In A.S., R.S. and S.S. v. Office for Dispute Resolution, Quakertown Community Unit School District, a Pennsylvania school district, signed off on a settlement agreement in a special education related dispute without reviewing the copy of the agreement it received from the student’s parents only to discover later that the parents had amended the settlement to include additional school board financial obligations.
The school district’s counsel had emailed a copy of the settlement agreement to the parents’ counsel and requested that the parents sign two copies and return the originals to her office. Upon the parents’ request, their counsel made modifications to the agreement.
The parents signed the modified agreement and the student’s mother hand-delivered it to the district’s administrative office. She did not inform the district that their attorney had modified the settlement agreement. Nor did the parents’ counsel inform the district’s counsel that the parents disagreed with the terms of the agreement and that modifications were made.
The district’s Director of Pupil Services, who received the agreement, believed that this was the same agreement that was negotiated and did not have any reason to believe that the parents changed the terms. The district did not become aware of the modifications until it received an invoice for reimbursement for educational services that had been denied during negotiations.The district filed a due process complaint with the Pennsylvania Office of Dispute Resolution to determine whether a valid settlement agreement existed and a Pennsylvania Special Education Hearing Officer found that no settlement agreement existed between the parents and the district. On appeal, the parents argued that the approval of the settlement agreement by the School Board was the result of negligence on the part of the district rather than fraud on the part of the parents.

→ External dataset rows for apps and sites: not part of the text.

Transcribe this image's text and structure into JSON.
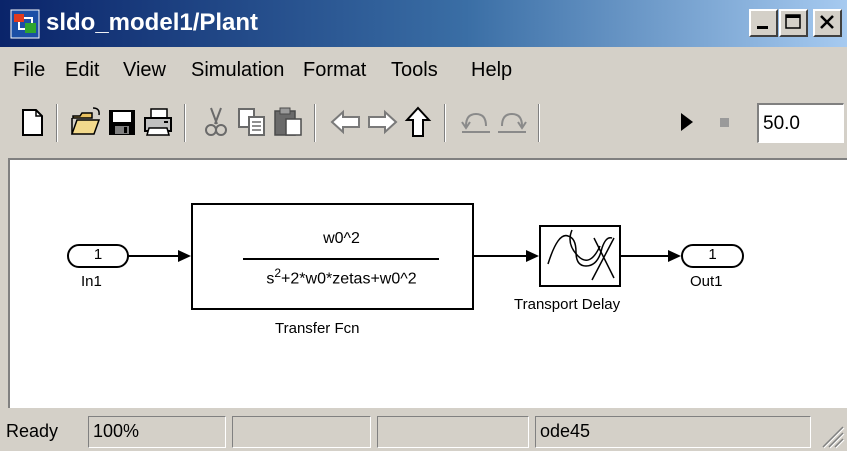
{
  "window": {
    "title": "sldo_model1/Plant"
  },
  "menu": {
    "items": [
      "File",
      "Edit",
      "View",
      "Simulation",
      "Format",
      "Tools",
      "Help"
    ]
  },
  "toolbar": {
    "stop_time": "50.0",
    "icons": [
      "new-icon",
      "open-icon",
      "save-icon",
      "print-icon",
      "cut-icon",
      "copy-icon",
      "paste-icon",
      "back-icon",
      "forward-icon",
      "up-icon",
      "undo-icon",
      "redo-icon",
      "start-icon",
      "stop-icon"
    ]
  },
  "diagram": {
    "inport": {
      "number": "1",
      "label": "In1"
    },
    "transfer_fcn": {
      "numerator": "w0^2",
      "denominator_base": "s",
      "denominator_exp": "2",
      "denominator_rest": "+2*w0*zetas+w0^2",
      "label": "Transfer Fcn"
    },
    "transport_delay": {
      "label": "Transport Delay"
    },
    "outport": {
      "number": "1",
      "label": "Out1"
    }
  },
  "status": {
    "state": "Ready",
    "zoom": "100%",
    "field2": "",
    "field3": "",
    "solver": "ode45"
  }
}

The court agreed with the parents and explained that the district could have easily discovered the changes by asking its counsel to review the document. The court further explained that the district’s counsel did not request to review the agreement after it was delivered. The Director of Pupil Services only skimmed the agreement; and neither the Superintendent nor the Board president read the agreement before it was approved and executed by the School Board.
Therefore, the court held that there was a unilateral mistake by the district which resulted in the approval and execution of the settlement agreement and that this agreement, as modified by the parents, was valid and enforceable.
As school districts regularly enter into “settlement agreements” of special education related disputes, the A.S. ruling stands as a stark warning about the consequences of lack of communication between school districts and their legal counsel. Contact Nancy Krent with your special education settlement related inquiries. To read the full text of the court’s opinion, click here:http://www.pacourts.us/assets/opinions/Commonwealth/out/1140CD13_1-24-14.pdf?cb=1